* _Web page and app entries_

Segment Open

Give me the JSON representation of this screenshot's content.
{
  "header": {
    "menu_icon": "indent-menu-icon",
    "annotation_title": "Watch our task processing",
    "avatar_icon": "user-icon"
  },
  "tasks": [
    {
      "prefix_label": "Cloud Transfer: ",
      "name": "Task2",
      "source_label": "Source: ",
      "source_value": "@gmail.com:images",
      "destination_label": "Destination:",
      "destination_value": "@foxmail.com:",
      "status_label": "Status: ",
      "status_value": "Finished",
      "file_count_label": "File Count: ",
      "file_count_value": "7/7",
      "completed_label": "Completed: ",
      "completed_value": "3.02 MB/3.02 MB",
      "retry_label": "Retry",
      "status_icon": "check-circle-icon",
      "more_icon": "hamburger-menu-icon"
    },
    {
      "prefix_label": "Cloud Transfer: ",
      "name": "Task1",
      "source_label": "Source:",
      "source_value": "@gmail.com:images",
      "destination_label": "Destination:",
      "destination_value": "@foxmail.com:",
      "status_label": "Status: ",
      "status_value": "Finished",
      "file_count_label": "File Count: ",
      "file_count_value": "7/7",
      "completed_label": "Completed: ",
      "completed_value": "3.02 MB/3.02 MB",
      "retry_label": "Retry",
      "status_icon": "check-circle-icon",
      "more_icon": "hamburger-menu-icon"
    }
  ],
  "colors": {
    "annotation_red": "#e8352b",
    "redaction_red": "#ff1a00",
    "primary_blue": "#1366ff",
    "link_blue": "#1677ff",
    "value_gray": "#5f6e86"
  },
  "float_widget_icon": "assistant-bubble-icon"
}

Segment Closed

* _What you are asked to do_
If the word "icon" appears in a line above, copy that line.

* _Output of the exercise_
    "menu_icon": "indent-menu-icon",
    "avatar_icon": "user-icon"
      "status_icon": "check-circle-icon",
      "more_icon": "hamburger-menu-icon"
      "status_icon": "check-circle-icon",
      "more_icon": "hamburger-menu-icon"
  "float_widget_icon": "assistant-bubble-icon"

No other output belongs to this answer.